- Fabulously suspenseful prequel... Child has turned away from formulaic high-jinks to explore his characters instead: The result? His best so far.
—Kirkus, starred review
- Jack Reacher novels pack a 'Dirty Harry' wallop, with their steely, no-nonsense hero given to terse but effective forms of self-expression. Say what you will about the man's tactics, he has a knack for sizing up human nature and getting his job done. In a world full of changing boundaries and moral ambiguities, he emerges as a classic noir loner, and a very charismatic one, despite his willingness and ability to inflict damage on those who he thinks deserve it. It is worth underscoring that these books, while crackling with assertiveness, do not present Reacher as a loose cannon. They avoid the ugliness of an action hero with too free a hand. [This is] lean, dynamic storytelling.
—Janet Maslin, The New York Times
- Lee Child's bullet-train thrillers about Jack Reacher couldn't be much more hell-for-leather than they already are.
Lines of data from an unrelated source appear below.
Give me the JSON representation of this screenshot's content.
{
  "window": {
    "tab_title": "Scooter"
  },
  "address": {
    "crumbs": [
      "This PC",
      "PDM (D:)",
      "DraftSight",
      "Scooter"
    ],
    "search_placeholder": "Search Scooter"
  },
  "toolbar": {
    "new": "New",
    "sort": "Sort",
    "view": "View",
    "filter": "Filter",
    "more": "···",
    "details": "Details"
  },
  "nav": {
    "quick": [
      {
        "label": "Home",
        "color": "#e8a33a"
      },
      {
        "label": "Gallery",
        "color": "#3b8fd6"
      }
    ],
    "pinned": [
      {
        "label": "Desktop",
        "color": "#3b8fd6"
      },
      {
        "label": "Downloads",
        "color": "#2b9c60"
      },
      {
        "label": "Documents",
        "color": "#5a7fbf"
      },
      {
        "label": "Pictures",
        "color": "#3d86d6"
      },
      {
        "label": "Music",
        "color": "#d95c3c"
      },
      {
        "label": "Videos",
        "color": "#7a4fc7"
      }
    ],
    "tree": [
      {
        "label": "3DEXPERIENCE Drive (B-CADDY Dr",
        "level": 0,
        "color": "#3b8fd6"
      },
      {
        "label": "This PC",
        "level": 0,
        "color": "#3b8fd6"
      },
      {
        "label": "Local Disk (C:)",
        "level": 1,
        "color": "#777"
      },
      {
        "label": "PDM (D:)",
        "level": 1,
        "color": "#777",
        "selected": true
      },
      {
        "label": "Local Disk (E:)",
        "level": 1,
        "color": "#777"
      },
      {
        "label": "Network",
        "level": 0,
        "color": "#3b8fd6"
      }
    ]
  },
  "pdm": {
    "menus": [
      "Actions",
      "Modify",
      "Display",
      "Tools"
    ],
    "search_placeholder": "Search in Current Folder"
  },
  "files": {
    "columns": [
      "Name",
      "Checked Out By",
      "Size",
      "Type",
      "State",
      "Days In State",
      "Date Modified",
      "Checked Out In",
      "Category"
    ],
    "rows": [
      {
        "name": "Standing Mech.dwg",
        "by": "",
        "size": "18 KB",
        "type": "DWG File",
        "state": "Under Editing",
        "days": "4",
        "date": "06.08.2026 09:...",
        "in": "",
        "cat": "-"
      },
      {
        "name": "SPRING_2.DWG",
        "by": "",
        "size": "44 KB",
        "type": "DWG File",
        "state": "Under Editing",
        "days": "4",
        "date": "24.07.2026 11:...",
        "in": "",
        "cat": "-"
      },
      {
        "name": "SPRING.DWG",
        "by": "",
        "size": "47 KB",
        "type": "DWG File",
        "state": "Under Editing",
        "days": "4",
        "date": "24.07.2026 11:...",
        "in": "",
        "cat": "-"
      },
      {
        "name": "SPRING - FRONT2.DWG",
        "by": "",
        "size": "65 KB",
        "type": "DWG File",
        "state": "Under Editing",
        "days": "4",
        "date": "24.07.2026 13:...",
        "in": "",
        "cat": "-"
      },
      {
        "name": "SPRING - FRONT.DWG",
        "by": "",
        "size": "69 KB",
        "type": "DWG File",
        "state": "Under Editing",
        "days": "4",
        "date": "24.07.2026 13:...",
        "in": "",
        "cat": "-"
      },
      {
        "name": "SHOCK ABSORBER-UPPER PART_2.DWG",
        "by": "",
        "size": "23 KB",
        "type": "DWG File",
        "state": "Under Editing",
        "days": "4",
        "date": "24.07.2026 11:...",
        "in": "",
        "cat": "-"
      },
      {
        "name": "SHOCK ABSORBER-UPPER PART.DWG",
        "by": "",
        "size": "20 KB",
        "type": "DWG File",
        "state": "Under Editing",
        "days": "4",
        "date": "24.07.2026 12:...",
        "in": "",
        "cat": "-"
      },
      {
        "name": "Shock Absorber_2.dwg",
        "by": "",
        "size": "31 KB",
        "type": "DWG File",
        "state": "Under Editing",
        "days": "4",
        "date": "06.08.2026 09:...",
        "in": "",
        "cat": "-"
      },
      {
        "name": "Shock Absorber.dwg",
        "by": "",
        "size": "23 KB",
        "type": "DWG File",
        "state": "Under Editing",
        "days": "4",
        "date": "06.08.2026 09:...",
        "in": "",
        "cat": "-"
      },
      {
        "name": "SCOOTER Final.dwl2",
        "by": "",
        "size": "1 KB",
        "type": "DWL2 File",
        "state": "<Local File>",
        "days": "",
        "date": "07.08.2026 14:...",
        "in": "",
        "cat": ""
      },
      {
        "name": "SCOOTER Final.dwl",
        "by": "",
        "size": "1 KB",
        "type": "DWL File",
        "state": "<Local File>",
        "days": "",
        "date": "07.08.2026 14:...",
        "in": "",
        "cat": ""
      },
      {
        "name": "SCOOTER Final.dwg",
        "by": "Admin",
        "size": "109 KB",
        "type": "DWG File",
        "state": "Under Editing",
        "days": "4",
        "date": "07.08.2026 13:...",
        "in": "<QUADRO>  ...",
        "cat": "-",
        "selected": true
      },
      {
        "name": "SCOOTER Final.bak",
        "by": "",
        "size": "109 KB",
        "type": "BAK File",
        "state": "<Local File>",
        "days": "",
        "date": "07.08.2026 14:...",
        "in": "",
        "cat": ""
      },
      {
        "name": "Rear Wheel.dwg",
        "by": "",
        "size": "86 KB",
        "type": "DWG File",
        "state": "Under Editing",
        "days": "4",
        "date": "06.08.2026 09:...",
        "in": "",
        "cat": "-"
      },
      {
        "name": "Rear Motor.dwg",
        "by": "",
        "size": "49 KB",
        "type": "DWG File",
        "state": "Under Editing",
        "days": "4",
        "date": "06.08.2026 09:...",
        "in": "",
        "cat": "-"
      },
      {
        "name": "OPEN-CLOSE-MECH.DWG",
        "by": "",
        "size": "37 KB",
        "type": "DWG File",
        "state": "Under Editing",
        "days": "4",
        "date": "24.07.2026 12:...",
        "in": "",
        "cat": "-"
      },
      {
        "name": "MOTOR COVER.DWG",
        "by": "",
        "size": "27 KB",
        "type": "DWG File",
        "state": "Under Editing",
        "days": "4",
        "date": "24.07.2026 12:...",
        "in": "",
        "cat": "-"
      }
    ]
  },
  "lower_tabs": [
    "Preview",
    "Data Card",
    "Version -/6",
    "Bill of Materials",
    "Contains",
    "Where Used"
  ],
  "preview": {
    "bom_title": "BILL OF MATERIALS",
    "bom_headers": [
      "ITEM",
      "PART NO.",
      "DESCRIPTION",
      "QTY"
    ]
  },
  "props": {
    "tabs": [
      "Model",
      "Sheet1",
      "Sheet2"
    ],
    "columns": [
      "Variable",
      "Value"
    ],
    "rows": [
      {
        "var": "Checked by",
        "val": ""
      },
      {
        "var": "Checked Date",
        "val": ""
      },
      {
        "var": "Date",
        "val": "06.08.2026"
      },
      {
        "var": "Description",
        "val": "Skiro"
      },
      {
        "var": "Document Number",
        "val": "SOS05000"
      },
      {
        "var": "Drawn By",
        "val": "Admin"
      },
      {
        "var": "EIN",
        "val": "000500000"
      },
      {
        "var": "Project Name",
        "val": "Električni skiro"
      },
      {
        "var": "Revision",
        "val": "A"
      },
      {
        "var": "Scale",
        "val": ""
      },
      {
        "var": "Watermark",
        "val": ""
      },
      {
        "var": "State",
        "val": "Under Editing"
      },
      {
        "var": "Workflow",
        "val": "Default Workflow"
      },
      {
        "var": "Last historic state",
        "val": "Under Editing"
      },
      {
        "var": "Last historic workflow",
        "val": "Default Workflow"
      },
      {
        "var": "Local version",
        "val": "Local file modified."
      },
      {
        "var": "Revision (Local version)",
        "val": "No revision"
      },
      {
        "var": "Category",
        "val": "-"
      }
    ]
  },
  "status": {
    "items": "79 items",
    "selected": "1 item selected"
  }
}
They can be enjoyed simply as superior action stories, with their muscular prose and elegantly simple plots; but the complexity of their star makes them especially rewarding. Reacher, an ex-military cop turned drifting loner, is the thinking reader's action hero, a surprisingly tender combination of chess master and G.I. Joe, a guy who always thinks six or eight steps ahead before making his move.
- Known for his hold-your-breath action scenes, Child proves equally adept at portraying how a criminal investigation uses the smallest of building blocks... to construct a compelling circumstantial case. Combine that with finely textured relationships—always an extra dimension in this series—and you have a novel that takes Child in a new direction... but does so flawlessly.
— Booklist, starred review
- Child knocked this one out of the ballpark. ...a rip-roaring read from the first page to the last.
— St. Petersburg Times
Reacher is still one of the two or three most compelling figures in the new hard-guy, lone-wolf genre. The pages almost turn themselves.
—New York Daily News
- The eighth novel in the series will enthrall Reacher's many fans.... The Enemy sizzles with suspense and action. Child sets a breathless pace laced with laconic asides from the opening paragraph to the final line.
— Orlando Sentinel
The Enemy sizzles with suspense and action. Child sets a breathless pace laced with laconic asides from the opening paragraph to the final line.
— Wichita Eagle
- Lee Child, considered by some to be the best thriller writer in the business, has created an alter ego in Jack Reacher, who, like Tom Clancy's Jack Ryan or even Michael Connelly's Harry Bosch, succeeds because we either want to be him, or to be with him when our back is against the wall.
Child builds suspense in a deceptively spare, wiry prose style that doesn't waste a word or miss a trick.